Long-term sobriety requires ongoing, intensive treatment and a strong support network. Family Counseling Centers for Recovery offer clients continued care and support through convenient yet powerful intensive outpatient programs. In our IOPs, clients develop the skills and relationships needed to sustain recovery from alcohol and other drug use while keeping up with job, school and family commitments.
Our intensive outpatient programs provide clients guidance from master’s level clinicians, addiction specialists, Addiction Psychiatrists and our registered nursing staff. Clients learn a range of valuable recovery skills in intensive outpatient treatment.
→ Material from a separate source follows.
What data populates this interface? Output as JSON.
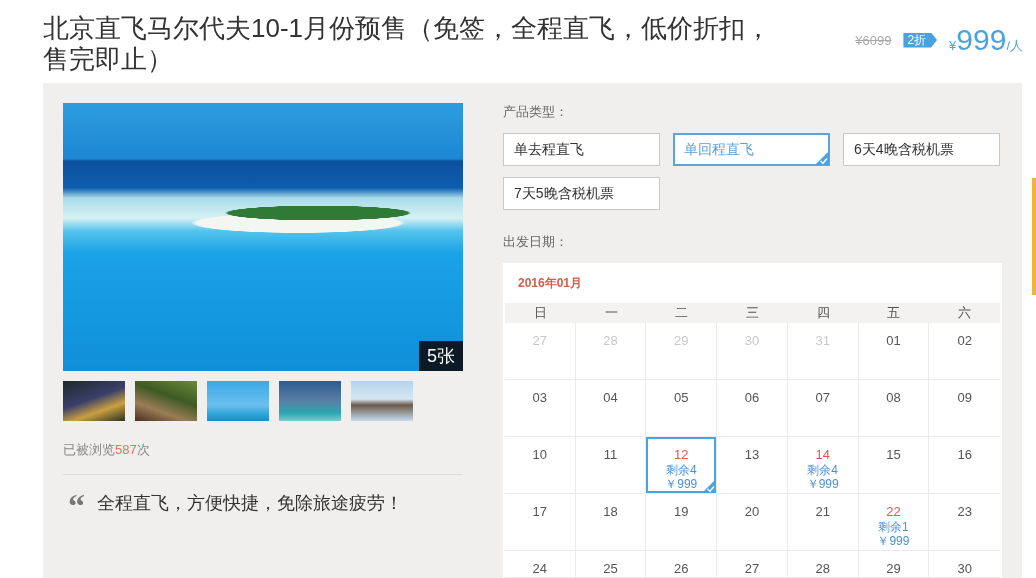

These include:
- Coping with alcohol and drug cravings
- Accepting and acting on feedback
- Practicing effective communication
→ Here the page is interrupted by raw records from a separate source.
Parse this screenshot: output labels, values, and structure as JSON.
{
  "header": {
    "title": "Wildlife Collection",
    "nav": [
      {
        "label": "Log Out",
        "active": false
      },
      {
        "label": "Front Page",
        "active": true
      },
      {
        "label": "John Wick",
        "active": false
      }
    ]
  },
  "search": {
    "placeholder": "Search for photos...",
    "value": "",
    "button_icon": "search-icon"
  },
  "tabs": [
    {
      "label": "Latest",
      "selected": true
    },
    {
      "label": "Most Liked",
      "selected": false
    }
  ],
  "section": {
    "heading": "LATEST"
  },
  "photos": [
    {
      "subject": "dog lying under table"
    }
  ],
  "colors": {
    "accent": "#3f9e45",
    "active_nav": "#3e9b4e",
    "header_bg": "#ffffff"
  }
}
- Finding healthy ways to reduce stress
- Identifying triggers and learning healthy ways to deal with them
- Improving decision-making abilities
- Creating healthy relationships
Our intensive outpatient addiction treatment programs are open to people who need structure and support in their recovery process. Core components of intensive outpatient treatment generally include:
- Master’s level clinicians and addiction specialists
- Individualized education and recovery resources
- Small group sizes
- Individual counseling support
- Collaboration with sober living residences and/or family
- Drug screenings
- Aftercare support
Please call for an intake assessment if you feel that IOP might be the right treatment choice for you or your family
Relapse prevention is the primary focus of treatment at FCCR, and it should be the focus of anyone struggling with addiction. Relapse prevention generally consists of various therapies and treatments that are combined with a rigorous daily recovery program that the individual must develop. While each person’s triggers, stress management techniques, therapy needs and overall recovery program must be customized to the individual, the following components often comprise the most successful relapse prevention plans:
A strong support network is the backbone of any successful relapse prevention plan. This can include family members, spouses, partners, friends, and other people in recovery, groups, and communities that support recovery or a clean lifestyle, AA and NA sponsors, SMART Recovery, etc.
Many people in recovery fail to understand how important a proper diet and exercise is to a successful relapse prevention program. Beginning a program of exercise and proper nutrition will allow the body to heal from any damage caused by the substance abuse
In order to make a relapse prevention plan work, people in recovery must find meaningful things to do with their lives. Whether this consists of excelling at a career, taking classes, exploring artistic outlets, traveling or any other healthy preoccupation, staying mentally and physically active is critical for all people in recovery.
A successful relapse prevention program actively recognizes threats and seeks to neutralize them. Environmental threats can come in the form of poor living conditions, lack of suitable housing, lack of employment opportunities, constant associations with people who use drugs or drink, a stressful workplace or home life; all of these environmental stresses can be triggers that cause an addict to relapse.
Our Recovery Centers
Click one to call one of our treatment centers today.